The next morning, Ellin went with Rafi to the post office located in Israel’s largest shopping mall, Rafi signed his old car over to Ellin. Then they made some other phone calls like for insurance, road-side-assistance, and the Israeli version of an EZPass, and whoosh! We were on our way driving back home in my new car. I love it! It just fits me so beautifully! The seats are so comfortable, and I can sit on my seat without hitting my head. It drives like a dream, and even has a mazgan (air conditioner) in it. Ellin was pretty happy, too. She sang the whole way home. But I have to say that at one point I felt she was a bit nervous driving in Israel. I mean, she just sat down, wrote a check, made a few phone calls, and Boom Baby! She had a car! She made it into such a nothing! But she was a bit apprehensive about the drive home. There were so many new things to learn about this car. First, there’s no key. There’s a card you put in, put your foot on the brake, and press “GO.” Isn’t that hysterical? But before you do that, you have to enter a code into a little keypad on the side to unlock the motor. What do they think is inside this car???? A truckload of Eukenuba Dog Biscuits? Really!!!! So I sat Ellin down (I told her to “sit!), and looked at her with my big eyes covered by my bangs (she loves that look). And I said to her, “Hey! What’s the big deal? You love to drive in New York City. And if you can sell your house, leave your kids, and move to a country where you don’t speak the language and where there is always the possibility of war, what on EARTH is the big deal about driving for 2 hours????????” I think she got it. She took a deep breath, grabbed an apple and some water, and said, “Get in the car.” Those are the four sweetest words on earth. GET. IN. THE. CAR. Ahhhh. I drooled all the way home.
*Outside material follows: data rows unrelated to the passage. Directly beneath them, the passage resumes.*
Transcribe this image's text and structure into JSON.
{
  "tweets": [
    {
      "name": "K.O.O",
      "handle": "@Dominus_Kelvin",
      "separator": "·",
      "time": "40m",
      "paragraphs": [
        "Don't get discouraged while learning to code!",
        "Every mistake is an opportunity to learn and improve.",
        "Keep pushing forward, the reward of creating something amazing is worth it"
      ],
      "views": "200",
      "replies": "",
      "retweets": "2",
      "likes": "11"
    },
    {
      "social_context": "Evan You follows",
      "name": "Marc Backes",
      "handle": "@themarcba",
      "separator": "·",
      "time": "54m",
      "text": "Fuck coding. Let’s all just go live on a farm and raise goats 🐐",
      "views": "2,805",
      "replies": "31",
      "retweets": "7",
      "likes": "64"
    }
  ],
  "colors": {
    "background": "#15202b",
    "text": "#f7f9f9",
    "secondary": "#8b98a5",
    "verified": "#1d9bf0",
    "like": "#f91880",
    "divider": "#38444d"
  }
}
We made it home in 2 hours. Straight road and it was great, except Ellin wouldn’t let me stick my head out the window. She said it was still too hot to open the windows (and yes, she did sleep out on the terrace that night because it’s still so darned hot here!!!). She went to park in her parking spot (how exciting!) except there was this big hut placed right where she is supposed to park. I do not get humans at all! They pay all this money to live in a nice apartment, and what to do they do? They sleep on the floor outside on the terrace and put up flimsy huts with bed sheets for walls and palm leaves for a ceiling! Once again, I must remind you . . . who is the dumb dog? But Ellin was OK about it. She said it was actually kind of sweet.
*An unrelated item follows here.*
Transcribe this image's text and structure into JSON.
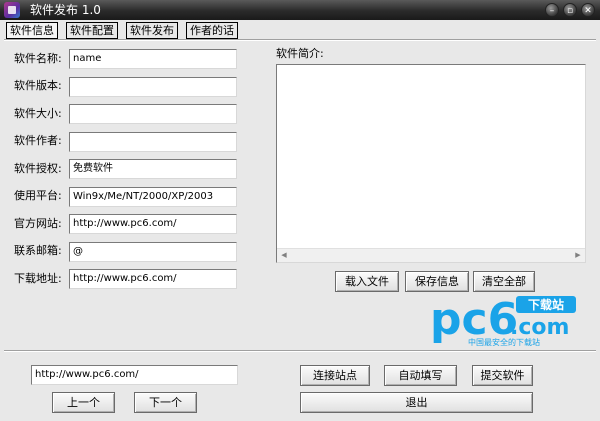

And finally, I must confide in you that I think Ellin finally went around the bend. That’s right. She’s certifiable. She took the car for a spin (without asking me!!!!) and when she came back she was saying this Shehechiyanu thing and dancing because there were raindrops on the car window. Hasn’t she ever seen rain before? Is Israeli rain so special? She told me that I needed to say the prayer with her. So here it goes . . . “Baruff atah . . . . .”